Tatour, 36, hails from the village of Reineh near Nazareth. She was arrested on October 15, 2015 after publishing a number of poems on her Facebook page, including “Qawem Ya Sha’abi, Qawemhum” (“Resist my people, resist them”).
That poem was published in 2015 (read an English translation here) at the height of Palestinian protests across Israel and the West Bank and during a wave of so-called lone-wolf stabbing and vehicular attacks against Israeli security forces and civilians, largely in Jerusalem and Hebron. A few days after Tatour posted “Resist my people, resist them” on Facebook, police stormed her house and arrested her in the middle of the night.

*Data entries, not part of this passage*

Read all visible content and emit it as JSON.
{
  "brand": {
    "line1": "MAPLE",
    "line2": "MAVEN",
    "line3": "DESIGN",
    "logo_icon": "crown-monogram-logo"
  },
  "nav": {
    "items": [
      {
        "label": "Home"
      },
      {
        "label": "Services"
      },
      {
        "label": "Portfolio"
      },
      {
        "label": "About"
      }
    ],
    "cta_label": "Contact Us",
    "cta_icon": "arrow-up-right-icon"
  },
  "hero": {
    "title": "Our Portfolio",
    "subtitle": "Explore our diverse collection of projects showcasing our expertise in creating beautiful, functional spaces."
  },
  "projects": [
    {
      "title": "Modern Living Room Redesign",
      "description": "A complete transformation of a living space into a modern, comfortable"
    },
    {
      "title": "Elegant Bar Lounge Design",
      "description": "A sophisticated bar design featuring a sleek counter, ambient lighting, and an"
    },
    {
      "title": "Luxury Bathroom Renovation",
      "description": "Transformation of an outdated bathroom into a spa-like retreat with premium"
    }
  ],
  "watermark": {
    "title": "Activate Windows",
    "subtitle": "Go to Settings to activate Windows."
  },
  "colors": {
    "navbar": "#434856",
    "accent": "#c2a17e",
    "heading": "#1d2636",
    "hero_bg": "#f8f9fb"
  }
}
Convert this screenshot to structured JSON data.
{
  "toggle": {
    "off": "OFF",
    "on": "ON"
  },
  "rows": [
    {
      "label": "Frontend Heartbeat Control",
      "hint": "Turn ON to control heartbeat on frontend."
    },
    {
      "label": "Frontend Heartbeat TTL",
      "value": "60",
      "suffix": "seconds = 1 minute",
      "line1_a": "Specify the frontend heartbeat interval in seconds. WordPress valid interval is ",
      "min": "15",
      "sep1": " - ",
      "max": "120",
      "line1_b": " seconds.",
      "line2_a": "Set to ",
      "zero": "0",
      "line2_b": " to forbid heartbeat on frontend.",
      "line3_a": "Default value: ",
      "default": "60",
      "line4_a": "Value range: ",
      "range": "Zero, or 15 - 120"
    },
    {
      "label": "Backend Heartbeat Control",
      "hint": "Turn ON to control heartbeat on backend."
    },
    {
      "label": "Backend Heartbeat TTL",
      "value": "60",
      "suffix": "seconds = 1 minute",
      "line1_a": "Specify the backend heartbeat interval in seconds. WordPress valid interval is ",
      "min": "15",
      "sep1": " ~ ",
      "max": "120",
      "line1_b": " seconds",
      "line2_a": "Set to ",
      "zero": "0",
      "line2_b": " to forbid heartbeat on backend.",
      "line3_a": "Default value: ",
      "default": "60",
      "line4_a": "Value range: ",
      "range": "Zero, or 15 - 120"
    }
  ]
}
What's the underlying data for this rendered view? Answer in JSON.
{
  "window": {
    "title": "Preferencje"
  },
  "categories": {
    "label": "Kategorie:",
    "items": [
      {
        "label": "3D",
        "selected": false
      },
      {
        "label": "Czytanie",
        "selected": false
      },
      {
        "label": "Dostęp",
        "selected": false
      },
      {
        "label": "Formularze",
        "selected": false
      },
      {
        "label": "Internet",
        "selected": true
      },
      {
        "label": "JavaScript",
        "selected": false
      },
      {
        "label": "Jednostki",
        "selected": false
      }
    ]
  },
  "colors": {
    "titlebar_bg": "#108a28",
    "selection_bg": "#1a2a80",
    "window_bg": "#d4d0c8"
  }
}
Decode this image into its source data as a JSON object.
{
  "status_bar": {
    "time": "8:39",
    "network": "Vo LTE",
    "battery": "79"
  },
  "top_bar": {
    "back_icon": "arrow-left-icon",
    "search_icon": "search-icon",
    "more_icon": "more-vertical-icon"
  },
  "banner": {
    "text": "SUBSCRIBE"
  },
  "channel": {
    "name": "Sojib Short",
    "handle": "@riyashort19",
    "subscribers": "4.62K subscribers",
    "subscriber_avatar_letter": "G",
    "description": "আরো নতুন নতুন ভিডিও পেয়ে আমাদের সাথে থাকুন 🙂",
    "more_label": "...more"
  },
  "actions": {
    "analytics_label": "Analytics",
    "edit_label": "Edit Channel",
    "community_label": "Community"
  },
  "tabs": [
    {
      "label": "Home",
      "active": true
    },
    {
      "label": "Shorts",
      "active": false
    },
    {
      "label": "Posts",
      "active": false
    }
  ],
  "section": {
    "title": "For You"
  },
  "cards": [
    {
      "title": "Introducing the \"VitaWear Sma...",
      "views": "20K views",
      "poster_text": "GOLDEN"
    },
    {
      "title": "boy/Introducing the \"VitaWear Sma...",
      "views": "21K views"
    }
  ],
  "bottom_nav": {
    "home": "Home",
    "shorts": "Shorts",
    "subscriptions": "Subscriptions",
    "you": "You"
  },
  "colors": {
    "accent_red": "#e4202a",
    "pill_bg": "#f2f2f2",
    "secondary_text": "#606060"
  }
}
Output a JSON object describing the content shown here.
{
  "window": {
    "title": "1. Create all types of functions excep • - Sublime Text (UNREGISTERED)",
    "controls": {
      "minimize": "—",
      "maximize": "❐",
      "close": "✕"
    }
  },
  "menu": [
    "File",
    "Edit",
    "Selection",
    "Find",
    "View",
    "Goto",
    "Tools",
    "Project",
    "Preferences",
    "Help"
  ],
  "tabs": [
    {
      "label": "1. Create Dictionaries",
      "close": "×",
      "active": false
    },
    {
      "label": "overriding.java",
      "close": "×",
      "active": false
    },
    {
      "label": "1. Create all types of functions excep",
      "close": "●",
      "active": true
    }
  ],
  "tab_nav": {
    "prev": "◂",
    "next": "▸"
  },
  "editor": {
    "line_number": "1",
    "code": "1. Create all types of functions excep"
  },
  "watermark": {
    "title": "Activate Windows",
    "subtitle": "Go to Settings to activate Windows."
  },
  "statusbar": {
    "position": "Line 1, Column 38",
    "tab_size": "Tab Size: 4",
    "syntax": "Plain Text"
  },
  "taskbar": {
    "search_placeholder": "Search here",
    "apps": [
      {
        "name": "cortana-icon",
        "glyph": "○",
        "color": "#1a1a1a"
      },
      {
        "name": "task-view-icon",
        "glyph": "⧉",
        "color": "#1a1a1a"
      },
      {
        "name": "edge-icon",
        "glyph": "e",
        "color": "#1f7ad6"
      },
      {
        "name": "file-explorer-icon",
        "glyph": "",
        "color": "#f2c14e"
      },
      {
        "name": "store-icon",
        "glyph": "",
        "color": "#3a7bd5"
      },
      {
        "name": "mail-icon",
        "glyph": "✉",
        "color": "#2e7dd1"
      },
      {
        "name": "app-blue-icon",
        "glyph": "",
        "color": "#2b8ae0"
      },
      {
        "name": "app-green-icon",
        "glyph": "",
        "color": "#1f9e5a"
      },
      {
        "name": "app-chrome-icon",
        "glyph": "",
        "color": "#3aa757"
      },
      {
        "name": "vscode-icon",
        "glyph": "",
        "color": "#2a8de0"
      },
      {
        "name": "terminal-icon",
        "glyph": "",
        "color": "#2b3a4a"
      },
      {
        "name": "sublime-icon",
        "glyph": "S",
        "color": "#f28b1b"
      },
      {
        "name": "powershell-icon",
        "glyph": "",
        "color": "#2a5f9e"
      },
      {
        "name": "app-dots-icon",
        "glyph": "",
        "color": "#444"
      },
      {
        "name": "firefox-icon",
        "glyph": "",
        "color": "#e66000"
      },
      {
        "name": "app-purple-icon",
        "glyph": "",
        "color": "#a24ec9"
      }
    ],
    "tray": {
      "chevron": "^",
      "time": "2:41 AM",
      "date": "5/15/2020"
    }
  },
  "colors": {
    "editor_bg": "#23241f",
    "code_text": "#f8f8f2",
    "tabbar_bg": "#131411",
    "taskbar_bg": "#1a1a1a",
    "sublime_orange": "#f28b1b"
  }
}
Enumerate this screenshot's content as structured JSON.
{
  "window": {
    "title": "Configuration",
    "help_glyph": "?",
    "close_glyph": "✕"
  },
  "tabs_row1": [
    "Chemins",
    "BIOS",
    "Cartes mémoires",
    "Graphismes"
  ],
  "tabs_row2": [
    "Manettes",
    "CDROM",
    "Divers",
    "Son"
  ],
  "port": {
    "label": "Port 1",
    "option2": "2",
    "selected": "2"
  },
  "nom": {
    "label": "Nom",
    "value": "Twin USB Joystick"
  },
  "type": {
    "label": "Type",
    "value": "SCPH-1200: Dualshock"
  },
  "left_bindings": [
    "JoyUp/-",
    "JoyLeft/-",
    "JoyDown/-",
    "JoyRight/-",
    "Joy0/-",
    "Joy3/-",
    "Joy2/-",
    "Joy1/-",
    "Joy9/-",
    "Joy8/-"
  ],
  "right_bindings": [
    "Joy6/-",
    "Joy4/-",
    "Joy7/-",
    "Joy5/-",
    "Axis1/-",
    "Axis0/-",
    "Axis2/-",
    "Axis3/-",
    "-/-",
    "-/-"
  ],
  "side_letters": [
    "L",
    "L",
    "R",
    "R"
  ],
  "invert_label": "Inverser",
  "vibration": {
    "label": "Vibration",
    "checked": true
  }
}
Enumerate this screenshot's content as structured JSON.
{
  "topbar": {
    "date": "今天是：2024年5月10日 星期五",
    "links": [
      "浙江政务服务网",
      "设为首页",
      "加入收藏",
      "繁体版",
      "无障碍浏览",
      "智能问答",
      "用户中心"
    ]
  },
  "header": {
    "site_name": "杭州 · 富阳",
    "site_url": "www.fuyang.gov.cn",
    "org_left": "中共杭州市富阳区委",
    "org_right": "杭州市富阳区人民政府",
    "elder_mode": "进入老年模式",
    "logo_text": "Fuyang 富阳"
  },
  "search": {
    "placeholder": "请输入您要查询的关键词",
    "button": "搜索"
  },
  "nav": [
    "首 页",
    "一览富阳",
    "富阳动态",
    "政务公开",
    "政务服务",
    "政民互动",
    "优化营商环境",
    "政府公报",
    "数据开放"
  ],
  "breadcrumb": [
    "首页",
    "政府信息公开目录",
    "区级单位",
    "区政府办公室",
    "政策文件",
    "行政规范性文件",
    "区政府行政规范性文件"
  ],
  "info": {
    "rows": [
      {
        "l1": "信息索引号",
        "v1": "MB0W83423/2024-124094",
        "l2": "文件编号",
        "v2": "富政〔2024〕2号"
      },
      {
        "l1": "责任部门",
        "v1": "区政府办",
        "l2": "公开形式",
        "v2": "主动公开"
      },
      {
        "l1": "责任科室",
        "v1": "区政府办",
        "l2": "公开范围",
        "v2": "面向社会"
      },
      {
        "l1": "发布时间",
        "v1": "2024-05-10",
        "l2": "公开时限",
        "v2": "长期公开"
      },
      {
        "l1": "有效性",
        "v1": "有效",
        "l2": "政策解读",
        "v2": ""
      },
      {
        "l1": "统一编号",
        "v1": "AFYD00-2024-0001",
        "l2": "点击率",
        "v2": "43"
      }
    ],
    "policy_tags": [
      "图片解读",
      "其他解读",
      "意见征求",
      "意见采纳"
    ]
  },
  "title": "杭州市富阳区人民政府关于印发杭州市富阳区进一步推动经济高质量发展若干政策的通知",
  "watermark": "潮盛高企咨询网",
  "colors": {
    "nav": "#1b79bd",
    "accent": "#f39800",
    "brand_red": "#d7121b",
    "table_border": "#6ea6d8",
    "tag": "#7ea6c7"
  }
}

Following her arrest, Tatour was imprisoned for three months, then released and put under house arrest in an apartment in Kiryat Ono, just outside Tel Aviv, at the demand of Israeli authorities. She was forced to wear an ankle monitor, was forbidden from using the internet, the phone, or any other means of communication.
In May 2017, an Israeli court decided to ease the conditions of her arrest, allowing her to live under house arrest in her home village, where she may only leave her house accompanied by a custodian.
In November of 2016, Tatour testified and admitted that she had written the statuses. She explained that she was protesting the occupation, denouncing the crimes committed against Palestinians by the Israeli army and the settlers, adding that the police translation distorted her texts. Throughout the trial, the defense called a cast of experts on Hebrew and Arabic literature to testify about the various meanings of specific words and phrases used by Tatour in her art, as well as the nature of political poetry, and how even some of the most oppressive regimes in the world have tolerated dissident poets.
“The court convicted me of terrorism. If that’s my terrorism, I give the world a terrorism of love,” Tatour said after the verdict.
In July 2016, over 150 literary icons, including Alice Walker and Dave Eggers, signed a letter in solidarity with Tatour, calling Tatour’s imprisonment “part of a larger pattern of Israeli repression against all Palestinians.” Over 1,000 Israelis signed a petition in August 2017 calling for Tatour’s release.
Asked if she was optimistic, Tatour replied, “So-so. I am trying to remain optimistic. There is a poem in my book about handcuffs, which terrifyingly enough came true. They say that every poet is a prophet, and I feel that. In this country we cannot be too optimistic, but I am trying my best.”